Directions:
Only lines with the word "Sett" are needed; collect each of them from the listing below.

Record extracts:
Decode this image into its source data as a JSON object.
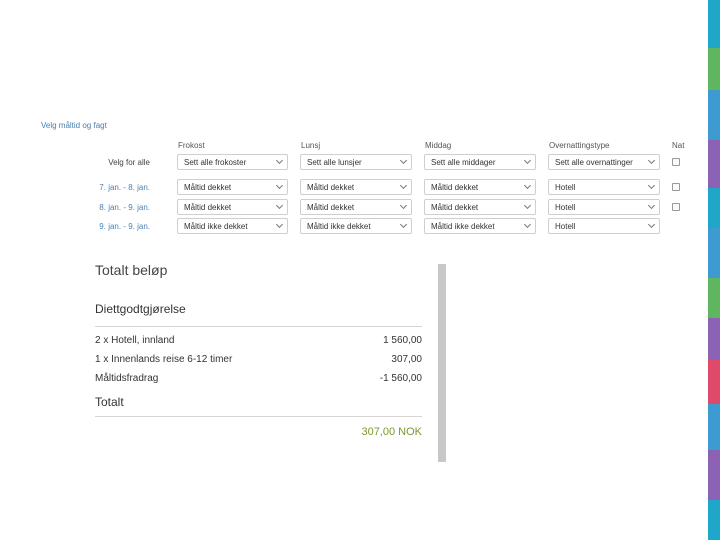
{
  "section_title": "Velg måltid og fagt",
  "columns": {
    "breakfast": "Frokost",
    "lunch": "Lunsj",
    "dinner": "Middag",
    "overnight": "Overnattingstype",
    "night": "Nat"
  },
  "rows": [
    {
      "label": "Velg for alle",
      "breakfast": "Sett alle frokoster",
      "lunch": "Sett alle lunsjer",
      "dinner": "Sett alle middager",
      "overnight": "Sett alle overnattinger"
    },
    {
      "label": "7. jan. - 8. jan.",
      "breakfast": "Måltid dekket",
      "lunch": "Måltid dekket",
      "dinner": "Måltid dekket",
      "overnight": "Hotell"
    },
    {
      "label": "8. jan. - 9. jan.",
      "breakfast": "Måltid dekket",
      "lunch": "Måltid dekket",
      "dinner": "Måltid dekket",
      "overnight": "Hotell"
    },
    {
      "label": "9. jan. - 9. jan.",
      "breakfast": "Måltid ikke dekket",
      "lunch": "Måltid ikke dekket",
      "dinner": "Måltid ikke dekket",
      "overnight": "Hotell"
    }
  ],
  "summary": {
    "title": "Totalt beløp",
    "subtitle": "Diettgodtgjørelse",
    "items": [
      {
        "label": "2 x Hotell, innland",
        "amount": "1 560,00"
      },
      {
        "label": "1 x Innenlands reise 6-12 timer",
        "amount": "307,00"
      },
      {
        "label": "Måltidsfradrag",
        "amount": "-1 560,00"
      }
    ],
    "total_label": "Totalt",
    "total_amount": "307,00 NOK"
  },
  "colors": {
    "link": "#4a7fb0",
    "total": "#7a9a2a",
    "stripes": [
      "#5fb65f",
      "#3d9bd1",
      "#8c62b5",
      "#1fa7c9",
      "#e04a6a",
      "#5fb65f",
      "#3d9bd1",
      "#8c62b5",
      "#3d9bd1",
      "#1fa7c9"
    ]
  }
}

Solution to this problem:
      "breakfast": "Sett alle frokoster",
      "lunch": "Sett alle lunsjer",
      "dinner": "Sett alle middager",
      "overnight": "Sett alle overnattinger"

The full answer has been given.